Specifically, that easy triangle is (0,0) (0,1) (1,0). We can generate a point in the square from (0,0) to (1,1), and if it's in the wrong half of the square, flip it across the diagonal.

impl RandState {
  fn get_barycentric(&mut self) -> float3 {
    let mut r = self.get_f32s();
    if r.0+r.1 > 1.0 {
      r.0 = 1.0 - r.0;
      r.1 = 1.0 - r.1;
    }
    float3(r.0, r.1, 1.0-r.0-r.1)
  }

  fn get_in_triangle(&mut self, a : float3, b : float3, c : float3) -> float3 {
    let r = self.get_barycentric();
    a * r.0 + b*r.1 + c*r.2
  }
}

Finding the right triangle

Each triangle should have probability proportional to its area, so that a uniformly random point on a random triangle is a uniformly random point on the mesh.

A trick so that we can do it in one pass: suppose we have two sets of weighted elements (A and B). if we want a random element from the combined set, it should be in A with weight of the sum of weights in A, and B with weight of the sum of weights in B. We can use this fact by going through the array and at each element, checking if we should keep the random element from the previous part of the array (with weight of the sum of those elements), or picking the current element (with its weight).

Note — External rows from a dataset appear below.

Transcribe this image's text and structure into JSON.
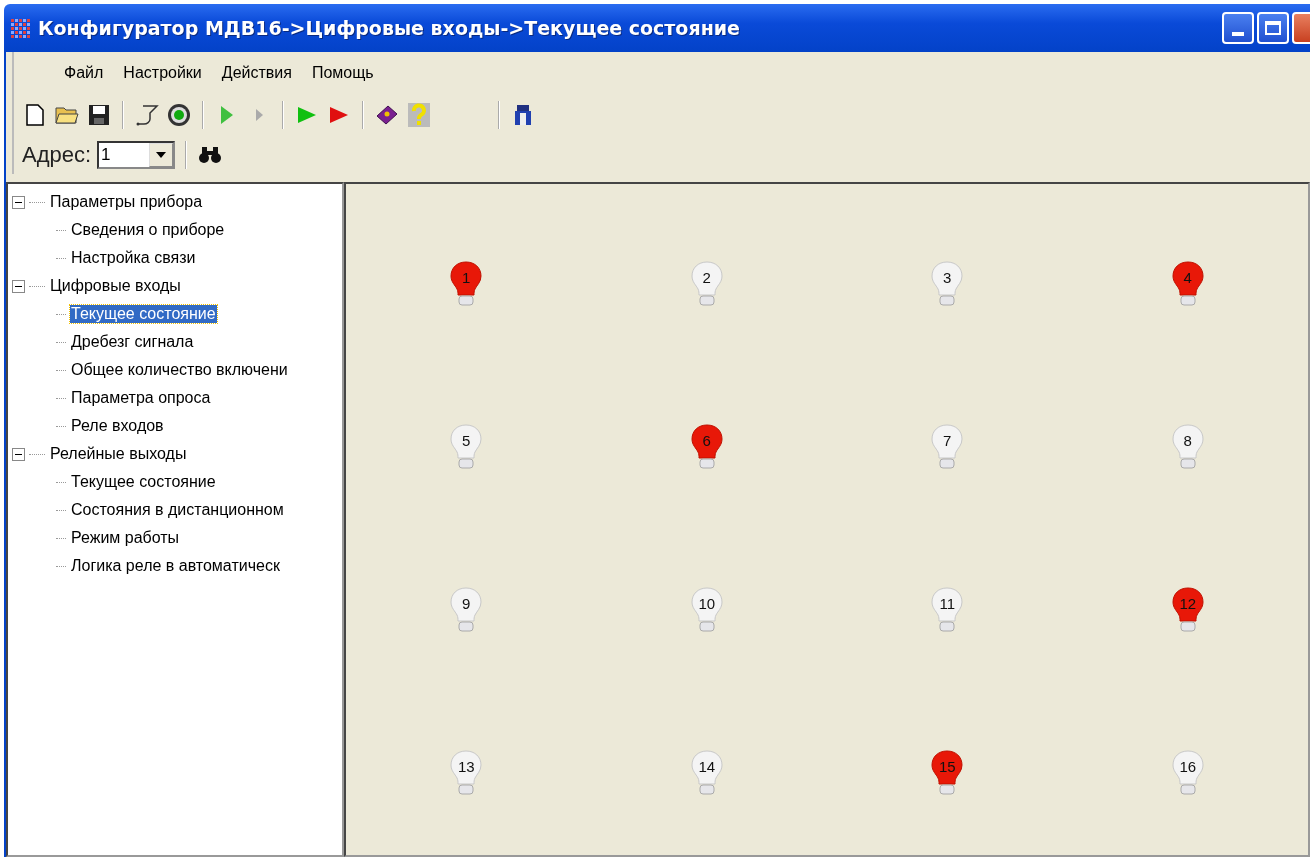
{
  "window": {
    "title": "Конфигуратор МДВ16->Цифровые входы->Текущее состояние"
  },
  "menu": [
    "Файл",
    "Настройки",
    "Действия",
    "Помощь"
  ],
  "address": {
    "label": "Адрес:",
    "value": "1"
  },
  "tree": [
    {
      "label": "Параметры прибора",
      "expanded": true,
      "selected": false,
      "children": [
        {
          "label": "Сведения о приборе",
          "selected": false
        },
        {
          "label": "Настройка связи",
          "selected": false
        }
      ]
    },
    {
      "label": "Цифровые входы",
      "expanded": true,
      "selected": false,
      "children": [
        {
          "label": "Текущее состояние",
          "selected": true
        },
        {
          "label": "Дребезг сигнала",
          "selected": false
        },
        {
          "label": "Общее количество включени",
          "selected": false
        },
        {
          "label": "Параметра опроса",
          "selected": false
        },
        {
          "label": "Реле входов",
          "selected": false
        }
      ]
    },
    {
      "label": "Релейные выходы",
      "expanded": true,
      "selected": false,
      "children": [
        {
          "label": "Текущее состояние",
          "selected": false
        },
        {
          "label": "Состояния в дистанционном",
          "selected": false
        },
        {
          "label": "Режим работы",
          "selected": false
        },
        {
          "label": "Логика реле в автоматическ",
          "selected": false
        }
      ]
    }
  ],
  "lamps": [
    {
      "label": "1",
      "on": true
    },
    {
      "label": "2",
      "on": false
    },
    {
      "label": "3",
      "on": false
    },
    {
      "label": "4",
      "on": true
    },
    {
      "label": "5",
      "on": false
    },
    {
      "label": "6",
      "on": true
    },
    {
      "label": "7",
      "on": false
    },
    {
      "label": "8",
      "on": false
    },
    {
      "label": "9",
      "on": false
    },
    {
      "label": "10",
      "on": false
    },
    {
      "label": "11",
      "on": false
    },
    {
      "label": "12",
      "on": true
    },
    {
      "label": "13",
      "on": false
    },
    {
      "label": "14",
      "on": false
    },
    {
      "label": "15",
      "on": true
    },
    {
      "label": "16",
      "on": false
    }
  ]
}
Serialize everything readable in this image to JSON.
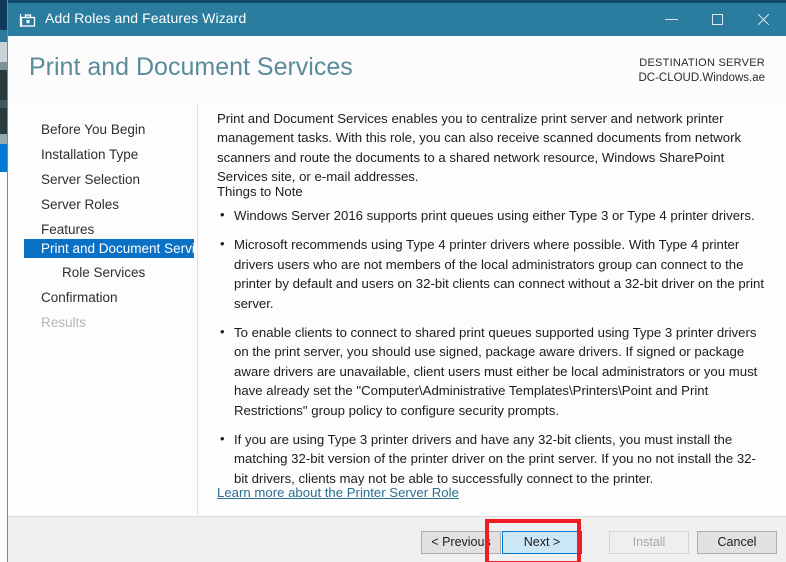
{
  "window": {
    "title": "Add Roles and Features Wizard",
    "icon": "server-manager-toolbox-icon",
    "controls": {
      "minimize": "minimize-icon",
      "maximize": "maximize-icon",
      "close": "close-icon"
    },
    "titlebar_color": "#2a7d9e"
  },
  "header": {
    "page_title": "Print and Document Services",
    "destination_label": "DESTINATION SERVER",
    "destination_value": "DC-CLOUD.Windows.ae"
  },
  "nav": {
    "items": [
      {
        "label": "Before You Begin",
        "state": "normal",
        "level": 0
      },
      {
        "label": "Installation Type",
        "state": "normal",
        "level": 0
      },
      {
        "label": "Server Selection",
        "state": "normal",
        "level": 0
      },
      {
        "label": "Server Roles",
        "state": "normal",
        "level": 0
      },
      {
        "label": "Features",
        "state": "normal",
        "level": 0
      },
      {
        "label": "Print and Document Servi...",
        "state": "selected",
        "level": 0
      },
      {
        "label": "Role Services",
        "state": "normal",
        "level": 1
      },
      {
        "label": "Confirmation",
        "state": "normal",
        "level": 0
      },
      {
        "label": "Results",
        "state": "disabled",
        "level": 0
      }
    ],
    "selected_color": "#0a71c5"
  },
  "content": {
    "intro": "Print and Document Services enables you to centralize print server and network printer management tasks. With this role, you can also receive scanned documents from network scanners and route the documents to a shared network resource, Windows SharePoint Services site, or e-mail addresses.",
    "things_to_note_heading": "Things to Note",
    "bullets": [
      "Windows Server 2016 supports print queues using either Type 3 or Type 4 printer drivers.",
      "Microsoft recommends using Type 4 printer drivers where possible. With Type 4 printer drivers users who are not members of the local administrators group can connect to the printer by default and users on 32-bit clients can connect without a 32-bit driver on the print server.",
      "To enable clients to connect to shared print queues supported using Type 3 printer drivers on the print server, you should use signed, package aware drivers. If signed or package aware drivers are unavailable, client users must either be local administrators or you must have already set the \"Computer\\Administrative Templates\\Printers\\Point and Print Restrictions\" group policy to configure security prompts.",
      "If you are using Type 3 printer drivers and have any 32-bit clients, you must install the matching 32-bit version of the printer driver on the print server. If you no not install the 32-bit drivers, clients may not be able to successfully connect to the printer."
    ],
    "learn_more_link": "Learn more about the Printer Server Role",
    "link_color": "#2b6e8f"
  },
  "footer": {
    "previous_label": "< Previous",
    "next_label": "Next >",
    "install_label": "Install",
    "cancel_label": "Cancel",
    "install_disabled": true,
    "next_highlight_color": "#cce8f7"
  },
  "annotation": {
    "type": "red-rectangle-highlight",
    "target": "next-button",
    "color": "#ee1c25"
  }
}
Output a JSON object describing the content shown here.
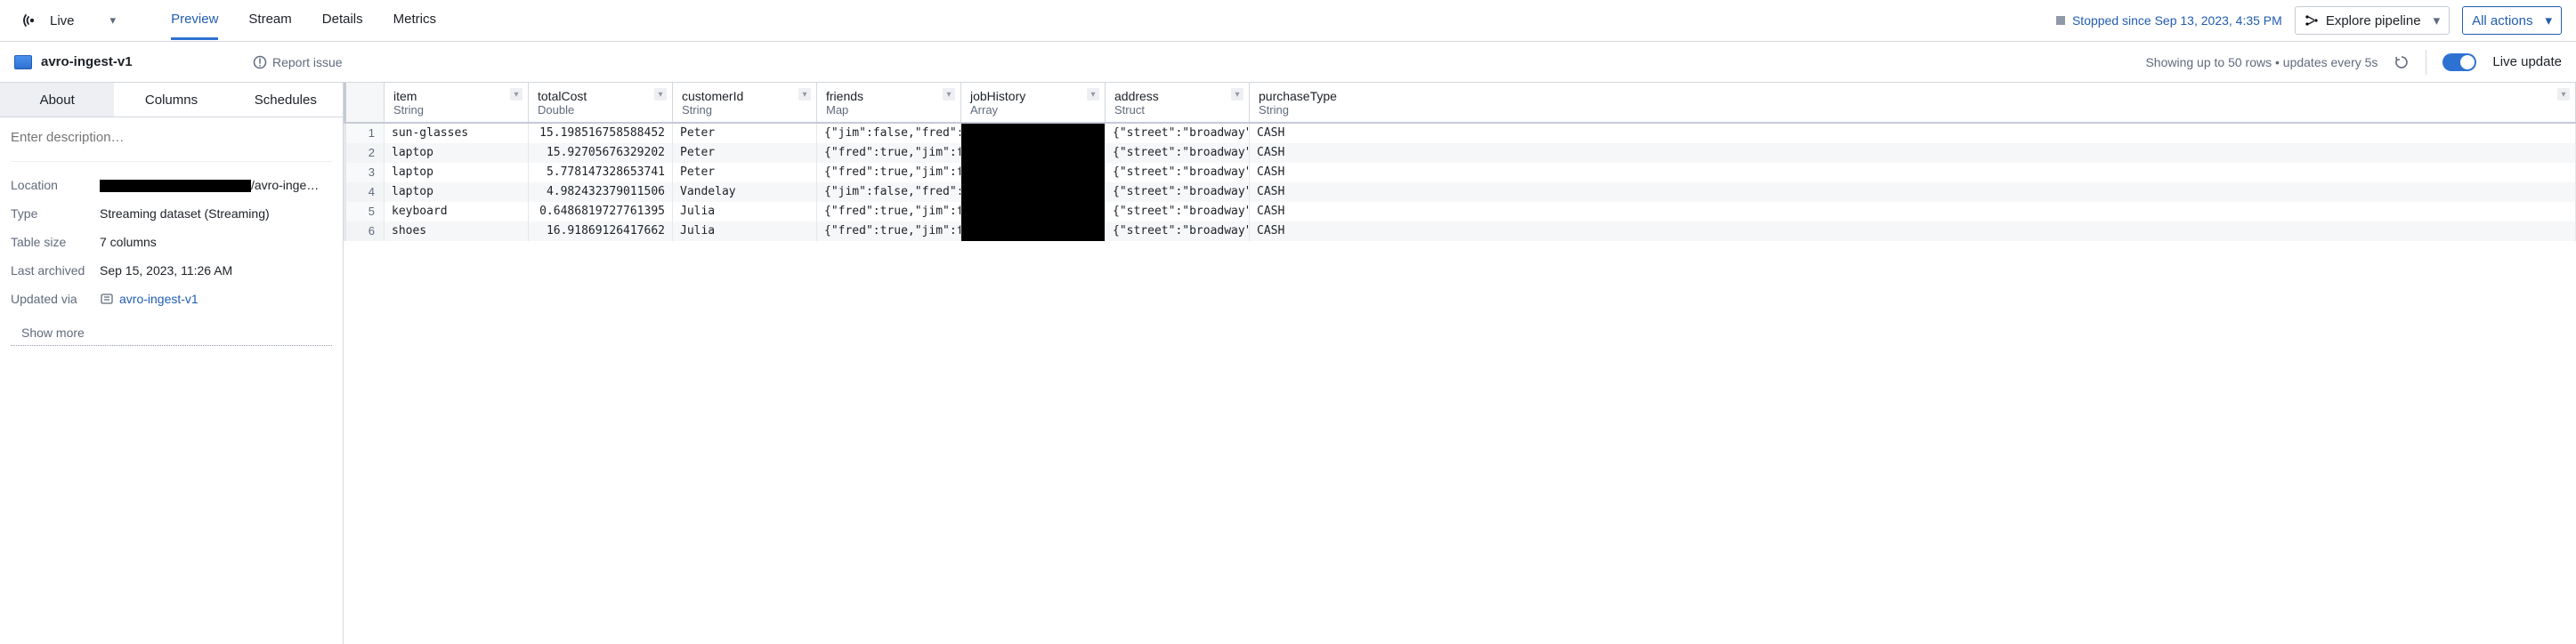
{
  "topbar": {
    "live_label": "Live",
    "tabs": [
      "Preview",
      "Stream",
      "Details",
      "Metrics"
    ],
    "active_tab": 0,
    "status": "Stopped since Sep 13, 2023, 4:35 PM",
    "explore_label": "Explore pipeline",
    "actions_label": "All actions"
  },
  "header": {
    "dataset_name": "avro-ingest-v1",
    "report_label": "Report issue",
    "rows_label": "Showing up to 50 rows • updates every 5s",
    "live_update_label": "Live update"
  },
  "sidebar": {
    "tabs": [
      "About",
      "Columns",
      "Schedules"
    ],
    "active_tab": 0,
    "description_placeholder": "Enter description…",
    "meta": {
      "location_k": "Location",
      "location_v": "/avro-inge…",
      "type_k": "Type",
      "type_v": "Streaming dataset (Streaming)",
      "size_k": "Table size",
      "size_v": "7 columns",
      "archived_k": "Last archived",
      "archived_v": "Sep 15, 2023, 11:26 AM",
      "updated_k": "Updated via",
      "updated_v": "avro-ingest-v1"
    },
    "show_more": "Show more"
  },
  "grid": {
    "columns": [
      {
        "name": "item",
        "type": "String"
      },
      {
        "name": "totalCost",
        "type": "Double"
      },
      {
        "name": "customerId",
        "type": "String"
      },
      {
        "name": "friends",
        "type": "Map"
      },
      {
        "name": "jobHistory",
        "type": "Array"
      },
      {
        "name": "address",
        "type": "Struct"
      },
      {
        "name": "purchaseType",
        "type": "String"
      }
    ],
    "rows": [
      {
        "n": 1,
        "item": "sun-glasses",
        "totalCost": "15.198516758588452",
        "customerId": "Peter",
        "friends": "{\"jim\":false,\"fred\":",
        "jobHistory": "",
        "address": "{\"street\":\"broadway\"",
        "purchaseType": "CASH"
      },
      {
        "n": 2,
        "item": "laptop",
        "totalCost": "15.92705676329202",
        "customerId": "Peter",
        "friends": "{\"fred\":true,\"jim\":f",
        "jobHistory": "",
        "address": "{\"street\":\"broadway\"",
        "purchaseType": "CASH"
      },
      {
        "n": 3,
        "item": "laptop",
        "totalCost": "5.778147328653741",
        "customerId": "Peter",
        "friends": "{\"fred\":true,\"jim\":f",
        "jobHistory": "",
        "address": "{\"street\":\"broadway\"",
        "purchaseType": "CASH"
      },
      {
        "n": 4,
        "item": "laptop",
        "totalCost": "4.982432379011506",
        "customerId": "Vandelay",
        "friends": "{\"jim\":false,\"fred\":",
        "jobHistory": "",
        "address": "{\"street\":\"broadway\"",
        "purchaseType": "CASH"
      },
      {
        "n": 5,
        "item": "keyboard",
        "totalCost": "0.6486819727761395",
        "customerId": "Julia",
        "friends": "{\"fred\":true,\"jim\":f",
        "jobHistory": "",
        "address": "{\"street\":\"broadway\"",
        "purchaseType": "CASH"
      },
      {
        "n": 6,
        "item": "shoes",
        "totalCost": "16.91869126417662",
        "customerId": "Julia",
        "friends": "{\"fred\":true,\"jim\":f",
        "jobHistory": "",
        "address": "{\"street\":\"broadway\"",
        "purchaseType": "CASH"
      }
    ]
  }
}
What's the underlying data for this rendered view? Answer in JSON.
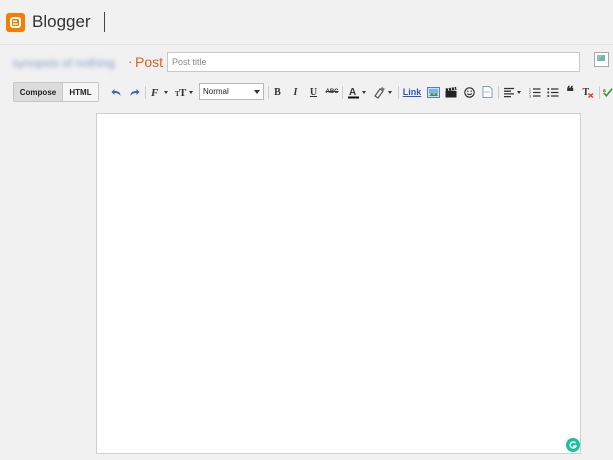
{
  "app": {
    "name": "Blogger"
  },
  "title_row": {
    "blog_name": "synopsis of nothing",
    "separator": "·",
    "post_label": "Post",
    "title_placeholder": "Post title"
  },
  "toolbar": {
    "compose_label": "Compose",
    "html_label": "HTML",
    "format_value": "Normal",
    "bold_label": "B",
    "italic_label": "I",
    "underline_label": "U",
    "strike_label": "ABC",
    "link_label": "Link",
    "quote_label": "❝"
  },
  "icons": [
    "blogger-logo-icon",
    "undo-icon",
    "redo-icon",
    "font-family-icon",
    "font-size-icon",
    "text-color-icon",
    "highlight-icon",
    "image-icon",
    "video-icon",
    "emoji-icon",
    "jump-break-icon",
    "align-icon",
    "numbered-list-icon",
    "bulleted-list-icon",
    "quote-icon",
    "clear-formatting-icon",
    "spellcheck-icon",
    "grammarly-icon"
  ],
  "colors": {
    "brand": "#f57d00",
    "post_label": "#d9621d",
    "link": "#2a56c6",
    "grammarly": "#15c39a"
  }
}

impl RandState {
    fn get_on_surface(&mut self, mesh : &Mesh) -> float3 {
      let tris = &mesh.tris;
      let verts = &mesh.verts;

      let mut total_area = 0f32;
      let zero = float3(0f32,0f32,0f32);
      let mut best = (zero,zero,zero);

      //get a random triangle, weighted by area
      for tri in tris {
        let (i,j,k) = *tri;
        let vi = verts[i]; 
        let vj = verts[j]; 
        let vk = verts[k];

        let c = (vj-vi).cross(vk-vi);

        let area = c.dot(c).sqrt();
        total_area += area;

        let r = self.get_f32s().0 * total_area;
        if r < area {
          best = (vi,vj,vk);
        }
      }

      self.get_in_triangle(best.0, best.1, best.2)
    }
}

And now you have a random point on a mesh

Notes

  • to get a random float in [-1,1), set exponent to 1, subtract 3.0
  • if your PRNG is slow, you can do a two-pass method to find the triangle with one PRNG call
  • look at ChaCha20 for a good cryptographic PRNG
  • look at PCGs for good non-cryptographic PRNGs
  • consider using only a vertex array and not an index array for better cache behaviour